Ina van Zyl’s lush charcoal and pastel drawings also have their origins in comics. While still a student, she drew comic strips that were politically oriented yet steeped in personal experience, replete with close-up images of portraits, cropped views of the body, and objects from daily surroundings. For several years now, she has repeatedly made paintings and drawings of enlarged, close-up views of fruits, flowers, body parts and sexual organs. The profound intensity of her velvety, modulated surfaces expresses a nearly visceral connection between the artist and what she’s drawing. The two works exhibited here, one representing a large drooping flower hanging from a branch, and the other a woman’s head seen from behind, seem reminiscent of old photographs in which the color has started to fade. The latter, Uphold, is particularly enigmatic. The longer we gaze upon the drawing, the more we expect the woman to step aside or to turn around. As our eye travels across textures of the richly sculpted hair and wanders into the greyish background, we become aware of a compelling and timeless presence. In my own drawing practice, I too draw the body, cropping and enlarging, reinventing how I see and experience human form through a dense accumulation of graphite on paper. My recent drawings, all representing a truncated couple, a man and a woman side by side, appear to constitute a series, or variations of the same theme. The densely overlaid lines suggest both sculptural volume as well as body hair, or a “pelt of flesh” as one art critic has written. The drawing process is slow and meditative; the layering of graphite lines may well have more to do with marking the passage of time than with actually marking the paper’s surface. My penchant for incised line is perhaps rooted in my experience as an intaglio printer; but also in my experience as a writer. Wielding my pencil across the paper’s surface, I describe and invent intimate epidermal happenings, inscribing the skin with its own story.

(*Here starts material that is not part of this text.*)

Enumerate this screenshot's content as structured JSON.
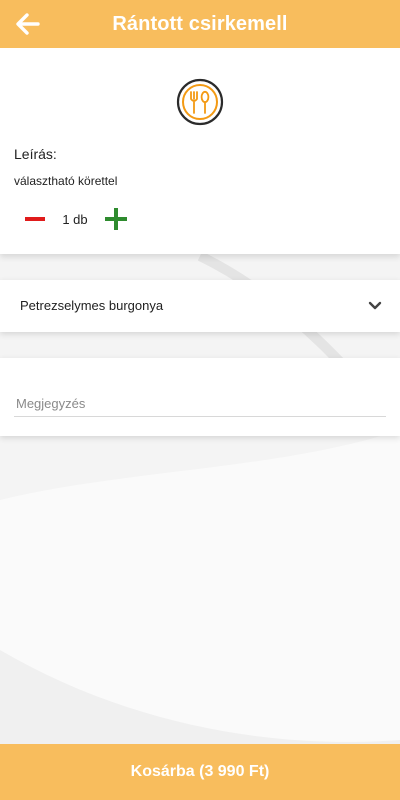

Vernissage: Thursday, 11th January 2018
Ausstellungsdaten: Friday, 12th January to Saturday, 24th February 2018Zu Jordan/Seydoux
Image caption: Diana QUINBY, Untitled, 2017, Lead pencil and wash on paper, 56 x 76 cm
Exhibition Papel, Papel … – Gruppenausstellung – Galerie Jordan/Seydoux | ART at Berlin